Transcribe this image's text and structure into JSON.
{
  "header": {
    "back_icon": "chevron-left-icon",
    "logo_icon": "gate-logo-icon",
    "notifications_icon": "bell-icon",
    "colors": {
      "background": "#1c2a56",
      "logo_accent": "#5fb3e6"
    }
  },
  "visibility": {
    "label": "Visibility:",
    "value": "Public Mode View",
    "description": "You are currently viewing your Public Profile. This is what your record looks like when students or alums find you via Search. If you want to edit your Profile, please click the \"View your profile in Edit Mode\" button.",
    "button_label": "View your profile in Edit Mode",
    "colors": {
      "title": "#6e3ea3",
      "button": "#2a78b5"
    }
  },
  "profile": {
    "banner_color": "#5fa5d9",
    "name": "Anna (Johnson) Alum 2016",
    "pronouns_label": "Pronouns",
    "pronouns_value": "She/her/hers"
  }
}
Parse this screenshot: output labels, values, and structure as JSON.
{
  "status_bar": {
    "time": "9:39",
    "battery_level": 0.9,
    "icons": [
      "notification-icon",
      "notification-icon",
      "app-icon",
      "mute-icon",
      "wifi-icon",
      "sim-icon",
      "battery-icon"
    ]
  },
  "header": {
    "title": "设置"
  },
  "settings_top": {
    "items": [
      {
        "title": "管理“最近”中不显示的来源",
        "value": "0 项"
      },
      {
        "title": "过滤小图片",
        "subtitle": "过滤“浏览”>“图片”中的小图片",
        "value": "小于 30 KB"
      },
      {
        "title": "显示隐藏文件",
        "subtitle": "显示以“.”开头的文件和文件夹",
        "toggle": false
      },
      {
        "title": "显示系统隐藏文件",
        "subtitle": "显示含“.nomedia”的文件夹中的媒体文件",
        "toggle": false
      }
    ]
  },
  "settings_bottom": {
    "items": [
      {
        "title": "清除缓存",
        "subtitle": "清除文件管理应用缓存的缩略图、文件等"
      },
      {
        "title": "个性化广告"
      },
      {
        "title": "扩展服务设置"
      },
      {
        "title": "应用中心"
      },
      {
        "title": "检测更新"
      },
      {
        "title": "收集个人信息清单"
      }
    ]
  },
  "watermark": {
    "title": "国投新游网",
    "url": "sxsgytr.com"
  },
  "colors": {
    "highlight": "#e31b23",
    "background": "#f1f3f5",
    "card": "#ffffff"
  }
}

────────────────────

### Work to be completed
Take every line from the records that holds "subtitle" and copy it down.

### Solved exercise
        "subtitle": "过滤“浏览”>“图片”中的小图片",
        "subtitle": "显示以“.”开头的文件和文件夹",
        "subtitle": "显示含“.nomedia”的文件夹中的媒体文件",
        "subtitle": "清除文件管理应用缓存的缩略图、文件等"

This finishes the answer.